Kelli Upshur has had two years of firsts. There’s, of course, the initial year of firsts: her first birthday party, first Christmas day and first shopping trips with her mom. Like all of us, Upshur can’t remember these firsts.
But, the second year of firsts – that’s something she said she’ll never forget.
Doctors diagnosed Upshur’s mom, Malinna, with pancreatic cancer in January of 2016. Pancreatic cancer claimed 56-year-old Malinna’s life on New Year’s Eve of that same year.
For Upshur, that meant 2017 was a year of firsts without her best friend and mother.
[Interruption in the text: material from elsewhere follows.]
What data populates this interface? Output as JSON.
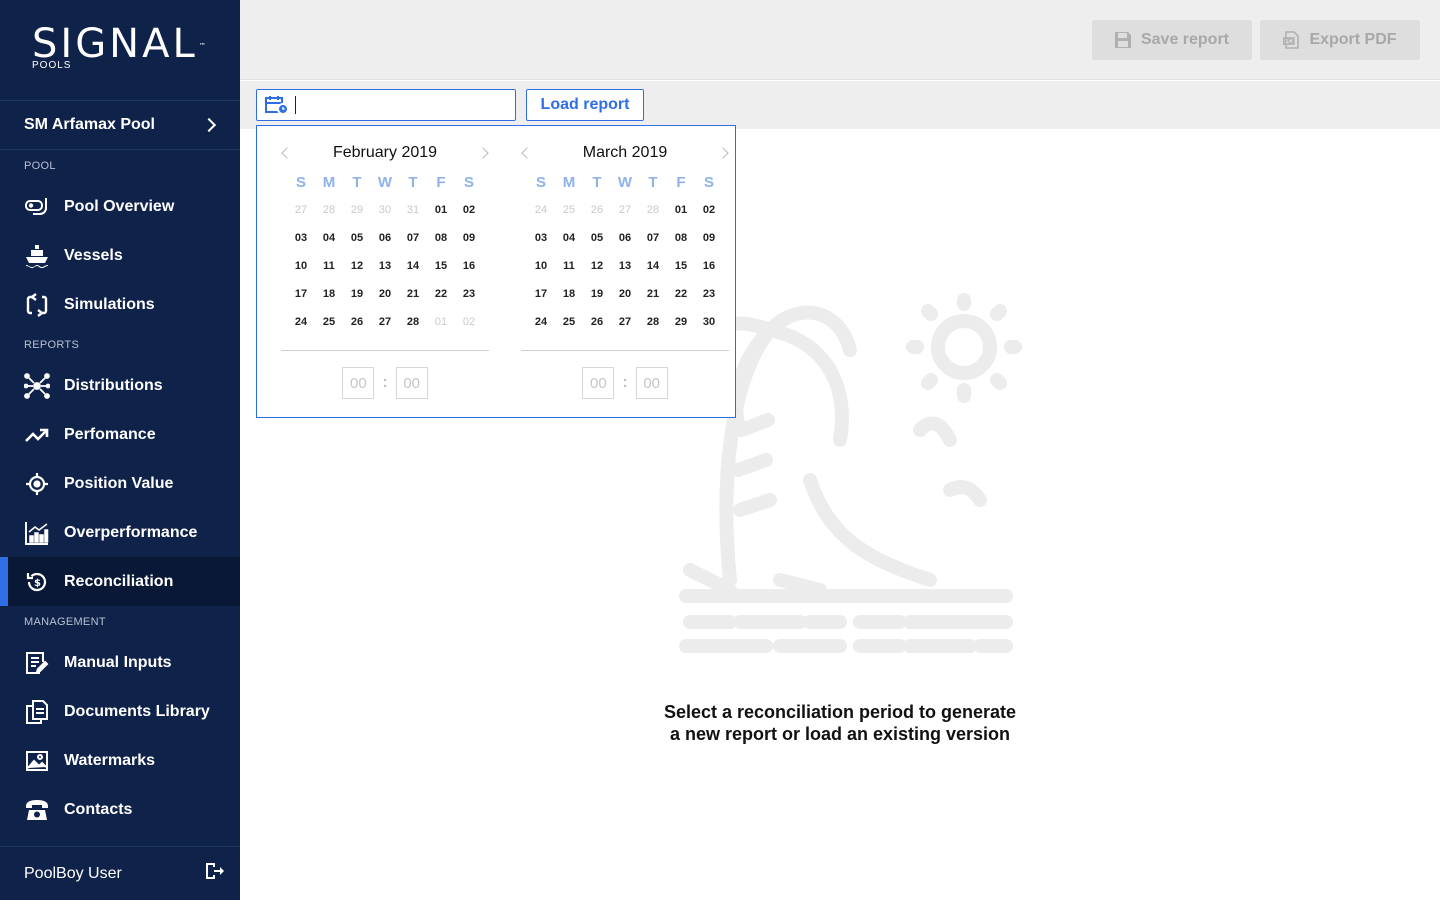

“Before she died, my mom said she wanted us to think about the upcoming year,” explained Upshur. “My mom said 2016 was a year with cancer and that 2017 would be the year without it.”
Because of Malinna’s love for the sea, the family decided to memorialize the mother of four with a living legacy. They took her ashes to Eternal Reefs, which made a coral reef out of Malinna’s ashes and environmentally-safe cast concrete. They then lowered the artificial reef formation into the Gulf of Mexico where it serves a permanent marine habitat for fish and other forms of sea life.
“She always said ‘You came from the ocean and you will return to the ocean,’” Upshur said of her mother. “We were snowbirds, spending many vacations in Sarasota, Fla. My mom always wanted to have a house there. Well, Eternal Reefs is located there, and now, so is my mom. Her memorial on the sea floor provides a place for ocean animals and plants to live out their lives.”
While Upshur was raised in Pittsburgh, Pa. and spent time living in Los Angeles, she now resides in Tampa near her mom’s final resting place.
“My mom loved the beach, it gave her life. That is why she’s buried in the ocean,” said Upshur.
While she’s still grieving, Upshur said a variety of techniques helped her even in the darkest of moments.
- Continue to remember your loved one
For Upshur, 2017 marked the first Mother’s Day without her mom. “I still got her a Mother’s Day card,” she said. “I wrote her a note and I put it away. I do little things like that to celebrate her and keep her memory alive.”
- Seek a grief counselor or support group
“My group helped me navigate the grieving process,” Upshur said. “I learned how to process the pain so I could start talking about my mom again and remembering the time I had with her.”
- Share your stories and ask others to do the same
“I tell stories about her and I like hearing stories from other people,” she said. “I don’t want these things to disappear, I don’t want to forget, so I tell stories and listen to stories and that keeps her alive.”
- Take your time with grieving
“Grieving takes a long time,” Upshur said. “I will grieve my entire life. It’s not always crying, sometimes you feel happy when you go through positive, optimistic stories. Then the next moment you may be crying. Feel all those feelings. Also remember, not everyone grieves the same way. You may cry, but other family members may shutdown emotionally. Everyone handles this kind of thing differently.”
The family placed Malinna’s living reef memorial in the ocean on the one-year anniversary of Kelli’s wedding.
Photo courtesy: Parker Young (http://parkeryoung.net/)/@parkeryoung)
For resources and information to help patients and caregivers cope with all aspects of a pancreatic cancer diagnosis and to access our Survivor and Caregiver network, contact Patient Central.